RefuelHow are you feeling . . . right now? Are you energized and ready to take on the world? If so, wouldn’t it be nice to know how to maintain that full tank of motivation over the long term? And if you are not feeling so great about your own energy level, or that of your team, perhaps a few tips on how to refuel and get your passion back on track are in order.

Tony Schwartz has written extensively on fueling an organization’s potential, and has identified four basic energy needs that, when met, lead to higher performance: renewal (physical); value (emotional); focus (mental); and purpose (spiritual). That seems pretty self-evident, right? When we are well rested, appreciated, and can focus on things that we are passionate about, both our energy level and our performance are likely to improve. You might be surprised, however, at how much of an impact these factors actually have on fueling performance.

Schwartz, together with Christine Porath, conducted a survey with the Harvard Business Review which demonstrated that when even one of an employee’s basic energy needs has been met (that is, their tank is ¼ full), there is a 30% increase in their ability to focus and a nearly 50% increase in their level of engagement. If all four needs are met — when their tank is full — the engagement levels increase to 125%! In addition, the study indicated that when all four energy needs are met, there is a 72% drop in employees’ stress levels.

Addressing your employees’ basic energy needs isn’t costly. It doesn’t require implementing a complex new program or require a huge allocation of time.

  • Encourage your staff (and model the behavior yourself!) to take 10 – 15-minute breaks at regular intervals where they physically step away from their desk or other work environments.
  • Express your appreciation to others — in detailed, specific ways. Get creative in letting others know you value their efforts.
  • Take steps to reduce interruptions when working on a project. Encourage your staff to put the phone down and ignore the ping of email to increase their focus.
  • Find ways for staff to spend time doing the things that they do best, or find enjoyable, or that make a positive difference.

Renew. Value. Focus. Purpose.

Physical. Emotional. Mental. Spiritual.

Where is your energy level running? How about that of your staff? If the tank is running a bit low, maybe it’s time to step away from the computer and take a few minutes to refuel.

Passing the Torch

Passing The TorchAs we draw to the end of one year, and begin to plan for the next, I have a leadership question for you. Are you actively working to pass the torch? I don’t necessarily mean yours (although you shouldn’t rule that out either) . . . I mean your organization’s torch. Let me explain.

We have a concept in our organization that we have dubbed “second generation leadership.” For starters, we shift people’s roles more frequently than many organizations, which offers a range of benefits. We work with a gifts and graces mindset.
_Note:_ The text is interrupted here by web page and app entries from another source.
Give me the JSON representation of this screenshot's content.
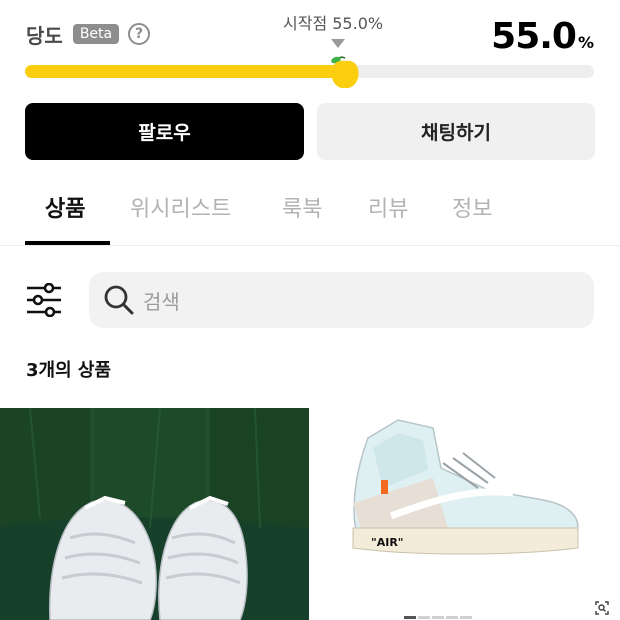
{
  "meter": {
    "label": "당도",
    "badge": "Beta",
    "help_symbol": "?",
    "start_caption": "시작점 55.0%",
    "value_number": "55.0",
    "value_unit": "%",
    "level_percent": 55.0,
    "colors": {
      "fill": "#fbcf0f",
      "track": "#eeeeee"
    },
    "marker_icon": "yellow-fruit-icon"
  },
  "actions": {
    "follow_label": "팔로우",
    "chat_label": "채팅하기"
  },
  "tabs": [
    {
      "label": "상품",
      "active": true
    },
    {
      "label": "위시리스트",
      "active": false
    },
    {
      "label": "룩북",
      "active": false
    },
    {
      "label": "리뷰",
      "active": false
    },
    {
      "label": "정보",
      "active": false
    }
  ],
  "search": {
    "placeholder": "검색",
    "filter_icon": "filter-sliders-icon",
    "search_icon": "magnifier-icon"
  },
  "products": {
    "count_label": "3개의 상품",
    "items": [
      {
        "image": "white-chunky-sneakers-on-green-velvet"
      },
      {
        "image": "white-high-top-sneaker",
        "print": "\"AIR\""
      }
    ]
  }
}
That is, when you recognize the unique skills and perspectives of your staff members, you can then identify people to take on a project or new initiative based on those things rather than by tenure or title. This kind of flexibility allows the organization to be nimble in the face of emerging opportunities. It also enables people to grow and develop in ways that would not happen in a more traditional hierarchical structure. We, in effect, have what Kotter  identifies as a dual-operating system.

And then we take the concept one step further. Once a program or concept is developed, we also look at opening up spots for others to sharpen their skills by again shifting leadership roles. This allows the original leaders to grow and expand in new areas and also encourages emerging leaders to stretch themselves, and yes occasionally stub their toes, as they further build their capacity. A side benefit of this is that the focus stays on the program, the mission, rather than on one particular person’s way of doing things. It becomes “our program” rather than “their program,” not to downplay anyone’s contribution (of which there are many) but to shine a light on the larger mission. We pass the torch, and in so doing keep the organization’s flame burning bright.

I give this example not to say that the way we go about passing the torch is the right way, or the only way, but merely as an example that this isn’t some theoretical whoo-whoo. Passing the torch allows people to continually stretch and grow, it invigorates your organization, and keeps your programs from getting stagnant because new ideas get infused on a regular basis. Yes, you have to watch for mission drift, and yes, it can be hard for people to let go of “their baby” that they have worked so hard to build. But they aren’t really letting go. They become more like grandparents who can take great pride in the “parenting” of the next generation.

Passing the torch is not always easy, but it is important if you want your organization to be a place of new ideas that continually strives to extend its mission reach. As you look toward a new year, what steps will you take to expand the flame of engagement and excitement throughout your organization? Maybe it’s time to pass the torch.